Keep only those lines of the records that include the string "from".
□ □ □ □ □ □ □
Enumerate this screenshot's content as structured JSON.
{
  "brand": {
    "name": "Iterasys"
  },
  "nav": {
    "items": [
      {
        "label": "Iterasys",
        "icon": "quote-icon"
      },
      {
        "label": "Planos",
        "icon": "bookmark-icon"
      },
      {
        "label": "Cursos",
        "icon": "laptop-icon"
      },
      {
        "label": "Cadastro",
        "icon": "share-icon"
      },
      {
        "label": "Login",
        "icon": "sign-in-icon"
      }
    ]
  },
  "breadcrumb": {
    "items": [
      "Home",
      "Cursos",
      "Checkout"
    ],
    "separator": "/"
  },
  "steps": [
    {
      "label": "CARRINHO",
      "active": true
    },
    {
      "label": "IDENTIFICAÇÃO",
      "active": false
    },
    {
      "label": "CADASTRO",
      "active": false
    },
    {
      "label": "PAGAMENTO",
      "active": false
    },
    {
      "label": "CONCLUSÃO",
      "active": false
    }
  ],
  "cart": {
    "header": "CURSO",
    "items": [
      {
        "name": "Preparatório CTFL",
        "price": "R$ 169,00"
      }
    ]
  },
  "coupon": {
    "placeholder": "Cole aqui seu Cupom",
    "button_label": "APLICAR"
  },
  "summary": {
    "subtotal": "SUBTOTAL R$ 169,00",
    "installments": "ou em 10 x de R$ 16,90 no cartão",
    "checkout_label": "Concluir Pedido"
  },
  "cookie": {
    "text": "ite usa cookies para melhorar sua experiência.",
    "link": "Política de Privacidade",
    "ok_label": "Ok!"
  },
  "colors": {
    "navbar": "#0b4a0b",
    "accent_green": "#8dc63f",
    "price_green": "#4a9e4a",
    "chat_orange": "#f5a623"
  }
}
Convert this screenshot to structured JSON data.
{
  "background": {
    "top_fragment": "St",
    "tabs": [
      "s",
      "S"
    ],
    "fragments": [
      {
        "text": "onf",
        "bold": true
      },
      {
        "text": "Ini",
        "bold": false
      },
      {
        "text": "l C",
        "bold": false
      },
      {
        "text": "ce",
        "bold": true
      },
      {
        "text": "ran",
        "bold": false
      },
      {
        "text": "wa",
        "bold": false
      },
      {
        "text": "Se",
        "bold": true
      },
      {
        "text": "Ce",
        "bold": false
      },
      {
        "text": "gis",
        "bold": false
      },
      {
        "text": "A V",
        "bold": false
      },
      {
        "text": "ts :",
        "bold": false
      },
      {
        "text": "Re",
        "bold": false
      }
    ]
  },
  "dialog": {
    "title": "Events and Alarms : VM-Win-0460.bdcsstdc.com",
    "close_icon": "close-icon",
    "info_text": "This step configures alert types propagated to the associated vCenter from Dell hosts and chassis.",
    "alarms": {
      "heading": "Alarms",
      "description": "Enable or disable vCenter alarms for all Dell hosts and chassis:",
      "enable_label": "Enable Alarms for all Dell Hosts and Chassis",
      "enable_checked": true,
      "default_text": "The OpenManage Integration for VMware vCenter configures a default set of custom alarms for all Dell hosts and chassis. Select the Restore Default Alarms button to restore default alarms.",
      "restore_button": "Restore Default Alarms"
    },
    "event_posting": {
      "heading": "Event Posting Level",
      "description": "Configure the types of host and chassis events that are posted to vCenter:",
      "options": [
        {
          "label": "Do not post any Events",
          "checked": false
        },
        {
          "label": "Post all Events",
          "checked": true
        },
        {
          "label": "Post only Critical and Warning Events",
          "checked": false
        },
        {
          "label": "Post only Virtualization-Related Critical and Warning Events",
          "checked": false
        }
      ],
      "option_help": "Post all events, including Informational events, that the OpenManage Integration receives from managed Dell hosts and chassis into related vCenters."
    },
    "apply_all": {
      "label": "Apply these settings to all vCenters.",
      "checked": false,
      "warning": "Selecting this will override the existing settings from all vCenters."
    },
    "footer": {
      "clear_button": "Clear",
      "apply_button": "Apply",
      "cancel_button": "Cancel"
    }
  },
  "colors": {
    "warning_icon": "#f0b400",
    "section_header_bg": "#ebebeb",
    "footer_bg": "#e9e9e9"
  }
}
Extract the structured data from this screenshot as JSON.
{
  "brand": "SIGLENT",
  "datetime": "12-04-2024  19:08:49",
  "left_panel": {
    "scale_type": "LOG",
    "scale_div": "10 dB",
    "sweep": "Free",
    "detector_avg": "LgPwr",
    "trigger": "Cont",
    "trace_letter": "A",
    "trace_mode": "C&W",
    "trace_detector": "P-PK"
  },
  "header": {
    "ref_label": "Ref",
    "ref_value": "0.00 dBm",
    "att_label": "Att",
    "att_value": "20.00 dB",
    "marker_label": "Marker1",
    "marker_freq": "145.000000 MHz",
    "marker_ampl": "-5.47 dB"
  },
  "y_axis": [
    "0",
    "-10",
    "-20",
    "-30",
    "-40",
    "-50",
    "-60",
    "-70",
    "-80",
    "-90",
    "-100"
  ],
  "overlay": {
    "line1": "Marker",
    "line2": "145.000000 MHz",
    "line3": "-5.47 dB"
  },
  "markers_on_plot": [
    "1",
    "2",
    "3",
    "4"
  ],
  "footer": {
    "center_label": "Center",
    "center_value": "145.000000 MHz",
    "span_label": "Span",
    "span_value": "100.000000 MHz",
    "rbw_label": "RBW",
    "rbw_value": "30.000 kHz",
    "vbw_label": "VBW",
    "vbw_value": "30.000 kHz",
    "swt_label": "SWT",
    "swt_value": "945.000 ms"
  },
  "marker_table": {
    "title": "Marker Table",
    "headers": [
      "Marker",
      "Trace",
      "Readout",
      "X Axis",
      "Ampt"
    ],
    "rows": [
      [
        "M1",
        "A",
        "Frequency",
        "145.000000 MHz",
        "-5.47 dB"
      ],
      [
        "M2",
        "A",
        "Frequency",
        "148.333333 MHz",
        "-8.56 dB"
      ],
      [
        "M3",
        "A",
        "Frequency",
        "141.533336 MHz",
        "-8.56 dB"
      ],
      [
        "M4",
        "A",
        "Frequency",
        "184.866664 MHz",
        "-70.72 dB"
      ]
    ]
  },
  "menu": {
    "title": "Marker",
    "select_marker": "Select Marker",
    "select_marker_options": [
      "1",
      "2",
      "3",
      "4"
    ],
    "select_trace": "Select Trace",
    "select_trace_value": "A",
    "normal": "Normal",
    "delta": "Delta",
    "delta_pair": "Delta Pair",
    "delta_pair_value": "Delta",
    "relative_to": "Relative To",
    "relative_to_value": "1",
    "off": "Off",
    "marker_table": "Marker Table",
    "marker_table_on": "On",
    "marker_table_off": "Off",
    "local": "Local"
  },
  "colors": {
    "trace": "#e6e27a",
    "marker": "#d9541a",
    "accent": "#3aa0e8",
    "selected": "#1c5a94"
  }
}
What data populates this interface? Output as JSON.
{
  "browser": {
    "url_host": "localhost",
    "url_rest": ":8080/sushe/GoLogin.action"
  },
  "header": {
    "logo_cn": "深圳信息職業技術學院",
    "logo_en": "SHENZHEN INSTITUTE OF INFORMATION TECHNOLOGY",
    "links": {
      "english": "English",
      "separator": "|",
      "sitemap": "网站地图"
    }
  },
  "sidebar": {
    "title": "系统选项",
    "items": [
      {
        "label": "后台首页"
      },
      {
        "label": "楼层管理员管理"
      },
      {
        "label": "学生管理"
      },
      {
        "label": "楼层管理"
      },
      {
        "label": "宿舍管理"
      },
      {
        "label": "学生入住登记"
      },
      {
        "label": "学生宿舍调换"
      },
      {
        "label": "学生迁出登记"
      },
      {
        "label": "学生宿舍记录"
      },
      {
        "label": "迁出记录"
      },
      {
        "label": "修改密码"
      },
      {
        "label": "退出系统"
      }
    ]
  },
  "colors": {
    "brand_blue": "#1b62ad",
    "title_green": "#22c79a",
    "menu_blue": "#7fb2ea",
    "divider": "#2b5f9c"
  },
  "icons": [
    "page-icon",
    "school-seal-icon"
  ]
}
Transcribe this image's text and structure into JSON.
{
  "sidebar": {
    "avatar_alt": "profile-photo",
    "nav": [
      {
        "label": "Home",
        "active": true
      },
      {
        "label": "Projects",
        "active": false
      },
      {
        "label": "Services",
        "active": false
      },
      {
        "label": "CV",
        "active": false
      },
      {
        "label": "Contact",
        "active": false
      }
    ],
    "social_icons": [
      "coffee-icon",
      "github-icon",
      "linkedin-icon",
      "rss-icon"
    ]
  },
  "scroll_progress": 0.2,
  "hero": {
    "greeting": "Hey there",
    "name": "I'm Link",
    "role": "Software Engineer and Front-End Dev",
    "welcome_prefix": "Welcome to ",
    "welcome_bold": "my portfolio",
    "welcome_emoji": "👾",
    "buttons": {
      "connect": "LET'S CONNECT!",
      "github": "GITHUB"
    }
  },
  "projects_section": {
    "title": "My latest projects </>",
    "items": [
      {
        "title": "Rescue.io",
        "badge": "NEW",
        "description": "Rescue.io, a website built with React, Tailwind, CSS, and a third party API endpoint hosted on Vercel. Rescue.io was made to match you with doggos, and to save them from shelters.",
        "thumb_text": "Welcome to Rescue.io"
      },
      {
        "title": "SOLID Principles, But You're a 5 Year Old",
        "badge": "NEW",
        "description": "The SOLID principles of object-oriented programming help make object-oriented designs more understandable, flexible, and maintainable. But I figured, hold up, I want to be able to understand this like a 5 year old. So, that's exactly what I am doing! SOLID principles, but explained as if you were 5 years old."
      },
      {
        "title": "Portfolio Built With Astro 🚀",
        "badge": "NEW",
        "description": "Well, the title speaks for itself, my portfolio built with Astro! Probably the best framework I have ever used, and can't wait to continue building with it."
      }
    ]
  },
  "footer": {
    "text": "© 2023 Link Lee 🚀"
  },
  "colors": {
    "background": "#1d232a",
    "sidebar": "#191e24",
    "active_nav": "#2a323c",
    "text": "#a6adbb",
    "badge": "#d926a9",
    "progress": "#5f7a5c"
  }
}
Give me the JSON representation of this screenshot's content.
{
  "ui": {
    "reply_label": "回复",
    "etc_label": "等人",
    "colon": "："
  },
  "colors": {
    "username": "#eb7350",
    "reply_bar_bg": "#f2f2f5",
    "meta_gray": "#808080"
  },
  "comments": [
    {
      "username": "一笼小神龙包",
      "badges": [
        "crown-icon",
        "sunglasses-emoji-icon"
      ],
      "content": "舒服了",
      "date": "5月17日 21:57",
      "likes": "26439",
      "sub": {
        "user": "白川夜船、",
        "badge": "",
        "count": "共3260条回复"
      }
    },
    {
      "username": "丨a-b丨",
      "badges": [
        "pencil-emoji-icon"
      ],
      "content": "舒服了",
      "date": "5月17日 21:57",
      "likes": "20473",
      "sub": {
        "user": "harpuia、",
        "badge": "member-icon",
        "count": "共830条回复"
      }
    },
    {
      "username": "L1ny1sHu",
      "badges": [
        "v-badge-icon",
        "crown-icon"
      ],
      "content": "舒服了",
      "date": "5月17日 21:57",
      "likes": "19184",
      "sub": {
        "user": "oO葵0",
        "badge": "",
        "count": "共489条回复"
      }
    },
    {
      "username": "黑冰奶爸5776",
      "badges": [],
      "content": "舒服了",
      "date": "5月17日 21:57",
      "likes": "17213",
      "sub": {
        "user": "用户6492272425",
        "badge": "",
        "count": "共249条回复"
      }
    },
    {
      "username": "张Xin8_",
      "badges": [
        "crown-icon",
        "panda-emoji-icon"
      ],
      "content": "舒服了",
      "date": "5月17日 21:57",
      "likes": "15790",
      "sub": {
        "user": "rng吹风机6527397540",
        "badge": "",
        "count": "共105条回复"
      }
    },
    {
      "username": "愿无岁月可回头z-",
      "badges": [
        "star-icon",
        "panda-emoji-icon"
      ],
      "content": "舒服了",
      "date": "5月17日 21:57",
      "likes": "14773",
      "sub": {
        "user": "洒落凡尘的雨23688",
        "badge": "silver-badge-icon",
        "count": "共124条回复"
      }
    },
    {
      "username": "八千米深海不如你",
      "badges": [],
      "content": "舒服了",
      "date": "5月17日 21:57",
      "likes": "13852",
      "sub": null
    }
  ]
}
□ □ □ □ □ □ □
## Result below
    "info_text": "This step configures alert types propagated to the associated vCenter from Dell hosts and chassis.",
      "option_help": "Post all events, including Informational events, that the OpenManage Integration receives from managed Dell hosts and chassis into related vCenters."
      "warning": "Selecting this will override the existing settings from all vCenters."
Extract the structured data from this screenshot as JSON.
        "description": "Rescue.io, a website built with React, Tailwind, CSS, and a third party API endpoint hosted on Vercel. Rescue.io was made to match you with doggos, and to save them from shelters.",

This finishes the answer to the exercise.